Darren Oldridge, Professor of Early Modern History at the University of Worcester, will explore attitudes in that period and how our perspective has changed at an upcoming free public lecture.

“It was widely believed in Tudor and Stuart England that evil spirits could hijack human consciousness,” said Professor Oldridge, who will speak at The Hive, on Wednesday, May 3.

“They could whisper dreadful temptations into a person’s imagination or, worse, plant alien thoughts inside their mind.”

The lecture, entitled Demons of the Mind: Madness and Temptation in Tudor and Stuart England, will explain how people then would not have viewed such experiences through the prism of our modern understanding of mental health.

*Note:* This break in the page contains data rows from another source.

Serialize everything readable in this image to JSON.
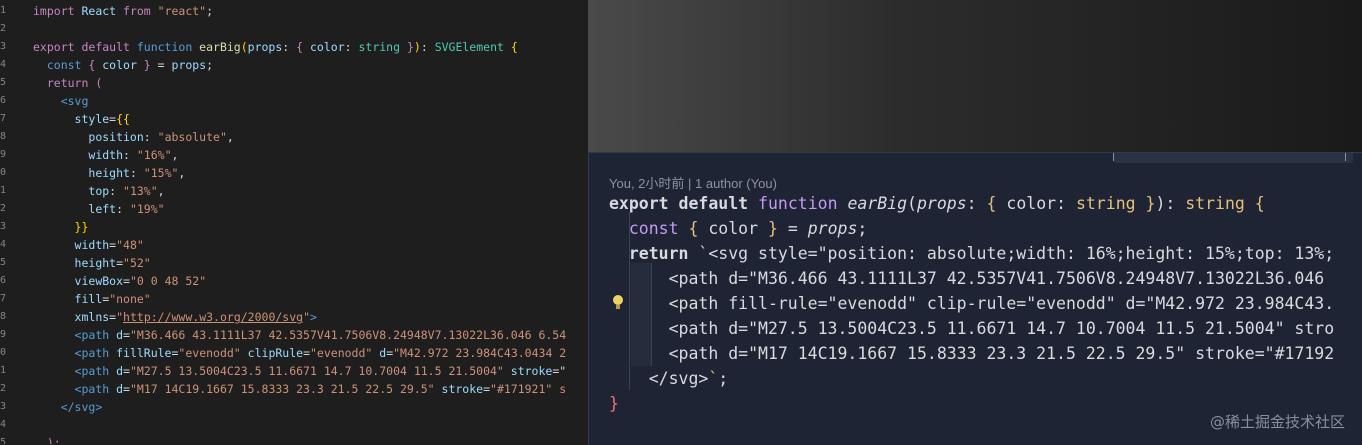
{
  "left_editor": {
    "line_numbers": [
      "1",
      "2",
      "3",
      "4",
      "5",
      "6",
      "7",
      "8",
      "9",
      "0",
      "1",
      "2",
      "3",
      "4",
      "5",
      "6",
      "7",
      "8",
      "9",
      "0",
      "1",
      "2",
      "3",
      "4",
      "5"
    ],
    "code": [
      [
        [
          "k-purple",
          "import "
        ],
        [
          "k-light",
          "React "
        ],
        [
          "k-purple",
          "from "
        ],
        [
          "k-str",
          "\"react\""
        ],
        [
          "",
          "; "
        ]
      ],
      [],
      [
        [
          "k-purple",
          "export "
        ],
        [
          "k-purple",
          "default "
        ],
        [
          "k-blue",
          "function "
        ],
        [
          "k-fn",
          "earBig"
        ],
        [
          "k-gold",
          "("
        ],
        [
          "k-light",
          "props"
        ],
        [
          "",
          ": "
        ],
        [
          "k-purple",
          "{ "
        ],
        [
          "k-light",
          "color"
        ],
        [
          "",
          ": "
        ],
        [
          "k-type",
          "string "
        ],
        [
          "k-purple",
          "}"
        ],
        [
          "k-gold",
          ")"
        ],
        [
          "",
          ": "
        ],
        [
          "k-type",
          "SVGElement "
        ],
        [
          "k-gold",
          "{"
        ]
      ],
      [
        [
          "k-blue",
          "  const "
        ],
        [
          "k-purple",
          "{ "
        ],
        [
          "k-light",
          "color "
        ],
        [
          "k-purple",
          "} "
        ],
        [
          "",
          "= "
        ],
        [
          "k-light",
          "props"
        ],
        [
          "",
          ";"
        ]
      ],
      [
        [
          "k-purple",
          "  return "
        ],
        [
          "k-purple",
          "("
        ]
      ],
      [
        [
          "",
          "    "
        ],
        [
          "k-blue",
          "<svg"
        ]
      ],
      [
        [
          "",
          "      "
        ],
        [
          "k-light",
          "style"
        ],
        [
          "",
          "="
        ],
        [
          "k-gold",
          "{{"
        ]
      ],
      [
        [
          "",
          "        "
        ],
        [
          "k-light",
          "position"
        ],
        [
          "",
          ": "
        ],
        [
          "k-str",
          "\"absolute\""
        ],
        [
          "",
          ","
        ]
      ],
      [
        [
          "",
          "        "
        ],
        [
          "k-light",
          "width"
        ],
        [
          "",
          ": "
        ],
        [
          "k-str",
          "\"16%\""
        ],
        [
          "",
          ","
        ]
      ],
      [
        [
          "",
          "        "
        ],
        [
          "k-light",
          "height"
        ],
        [
          "",
          ": "
        ],
        [
          "k-str",
          "\"15%\""
        ],
        [
          "",
          ","
        ]
      ],
      [
        [
          "",
          "        "
        ],
        [
          "k-light",
          "top"
        ],
        [
          "",
          ": "
        ],
        [
          "k-str",
          "\"13%\""
        ],
        [
          "",
          ","
        ]
      ],
      [
        [
          "",
          "        "
        ],
        [
          "k-light",
          "left"
        ],
        [
          "",
          ": "
        ],
        [
          "k-str",
          "\"19%\""
        ]
      ],
      [
        [
          "",
          "      "
        ],
        [
          "k-gold",
          "}}"
        ]
      ],
      [
        [
          "",
          "      "
        ],
        [
          "k-light",
          "width"
        ],
        [
          "",
          "="
        ],
        [
          "k-str",
          "\"48\""
        ]
      ],
      [
        [
          "",
          "      "
        ],
        [
          "k-light",
          "height"
        ],
        [
          "",
          "="
        ],
        [
          "k-str",
          "\"52\""
        ]
      ],
      [
        [
          "",
          "      "
        ],
        [
          "k-light",
          "viewBox"
        ],
        [
          "",
          "="
        ],
        [
          "k-str",
          "\"0 0 48 52\""
        ]
      ],
      [
        [
          "",
          "      "
        ],
        [
          "k-light",
          "fill"
        ],
        [
          "",
          "="
        ],
        [
          "k-str",
          "\"none\""
        ]
      ],
      [
        [
          "",
          "      "
        ],
        [
          "k-light",
          "xmlns"
        ],
        [
          "",
          "="
        ],
        [
          "k-str",
          "\""
        ],
        [
          "k-link",
          "http://www.w3.org/2000/svg"
        ],
        [
          "k-str",
          "\""
        ],
        [
          "k-blue",
          ">"
        ]
      ],
      [
        [
          "",
          "      "
        ],
        [
          "k-blue",
          "<path "
        ],
        [
          "k-light",
          "d"
        ],
        [
          "",
          "="
        ],
        [
          "k-str",
          "\"M36.466 43.1111L37 42.5357V41.7506V8.24948V7.13022L36.046 6.54"
        ]
      ],
      [
        [
          "",
          "      "
        ],
        [
          "k-blue",
          "<path "
        ],
        [
          "k-light",
          "fillRule"
        ],
        [
          "",
          "="
        ],
        [
          "k-str",
          "\"evenodd\" "
        ],
        [
          "k-light",
          "clipRule"
        ],
        [
          "",
          "="
        ],
        [
          "k-str",
          "\"evenodd\" "
        ],
        [
          "k-light",
          "d"
        ],
        [
          "",
          "="
        ],
        [
          "k-str",
          "\"M42.972 23.984C43.0434 2"
        ]
      ],
      [
        [
          "",
          "      "
        ],
        [
          "k-blue",
          "<path "
        ],
        [
          "k-light",
          "d"
        ],
        [
          "",
          "="
        ],
        [
          "k-str",
          "\"M27.5 13.5004C23.5 11.6671 14.7 10.7004 11.5 21.5004\" "
        ],
        [
          "k-light",
          "stroke"
        ],
        [
          "",
          "=\""
        ]
      ],
      [
        [
          "",
          "      "
        ],
        [
          "k-blue",
          "<path "
        ],
        [
          "k-light",
          "d"
        ],
        [
          "",
          "="
        ],
        [
          "k-str",
          "\"M17 14C19.1667 15.8333 23.3 21.5 22.5 29.5\" "
        ],
        [
          "k-light",
          "stroke"
        ],
        [
          "",
          "="
        ],
        [
          "k-str",
          "\"#171921\" s"
        ]
      ],
      [
        [
          "",
          "    "
        ],
        [
          "k-blue",
          "</svg>"
        ]
      ],
      [],
      [
        [
          "",
          "  "
        ],
        [
          "k-purple",
          ");"
        ]
      ]
    ]
  },
  "right_panel": {
    "blame": "You, 2小时前 | 1 author (You)",
    "code": [
      [
        [
          "r-bold",
          "export "
        ],
        [
          "r-bold",
          "default "
        ],
        [
          "r-kw",
          "function "
        ],
        [
          "r-ital",
          "earBig"
        ],
        [
          "",
          "("
        ],
        [
          "r-ital",
          "props"
        ],
        [
          "",
          ": "
        ],
        [
          "r-gold",
          "{ "
        ],
        [
          "",
          "color: "
        ],
        [
          "r-type",
          "string "
        ],
        [
          "r-gold",
          "}"
        ],
        [
          "",
          ")"
        ],
        [
          "",
          ": "
        ],
        [
          "r-type",
          "string "
        ],
        [
          "r-gold",
          "{"
        ]
      ],
      [
        [
          "r-kw",
          "  const "
        ],
        [
          "r-gold",
          "{ "
        ],
        [
          "",
          "color "
        ],
        [
          "r-gold",
          "} "
        ],
        [
          "",
          "= "
        ],
        [
          "r-ital",
          "props"
        ],
        [
          "",
          ";"
        ]
      ],
      [
        [
          "r-bold",
          "  return "
        ],
        [
          "",
          "`<svg style=\"position: absolute;width: 16%;height: 15%;top: 13%;"
        ]
      ],
      [
        [
          "",
          "      <path d=\"M36.466 43.1111L37 42.5357V41.7506V8.24948V7.13022L36.046"
        ]
      ],
      [
        [
          "",
          "      <path fill-rule=\"evenodd\" clip-rule=\"evenodd\" d=\"M42.972 23.984C43."
        ]
      ],
      [
        [
          "",
          "      <path d=\"M27.5 13.5004C23.5 11.6671 14.7 10.7004 11.5 21.5004\" stro"
        ]
      ],
      [
        [
          "",
          "      <path d=\"M17 14C19.1667 15.8333 23.3 21.5 22.5 29.5\" stroke=\"#17192"
        ]
      ],
      [
        [
          "",
          "    </svg>"
        ],
        [
          "r-gold",
          "`"
        ],
        [
          "",
          ";"
        ]
      ],
      [
        [
          "r-pink",
          "}"
        ]
      ]
    ]
  },
  "watermark": "@稀土掘金技术社区"
}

Professor Oldridge said: “On the contrary, the Devil’s ‘injections’ were viewed in the sixteenth and seventeenth centuries as an expected but unpleasant aspect of Christian life.”

Professor Oldridge says writing from the time shows the pastors of the Church of England offered guidance on how to identify these demonic thoughts – and what to do about them.

“Demonic thoughts were sudden, horrible and irresistible. But those who received them were not responsible, as long as they did not enjoy them or act on them,” he added.

Famous sufferers, he says, included John Bunyan, the author of the classic Christian adventure, The Pilgrim’s Progress.

Prof Oldridge’s talk starts at 6 pm. Attendees are advised to reserve a place by visiting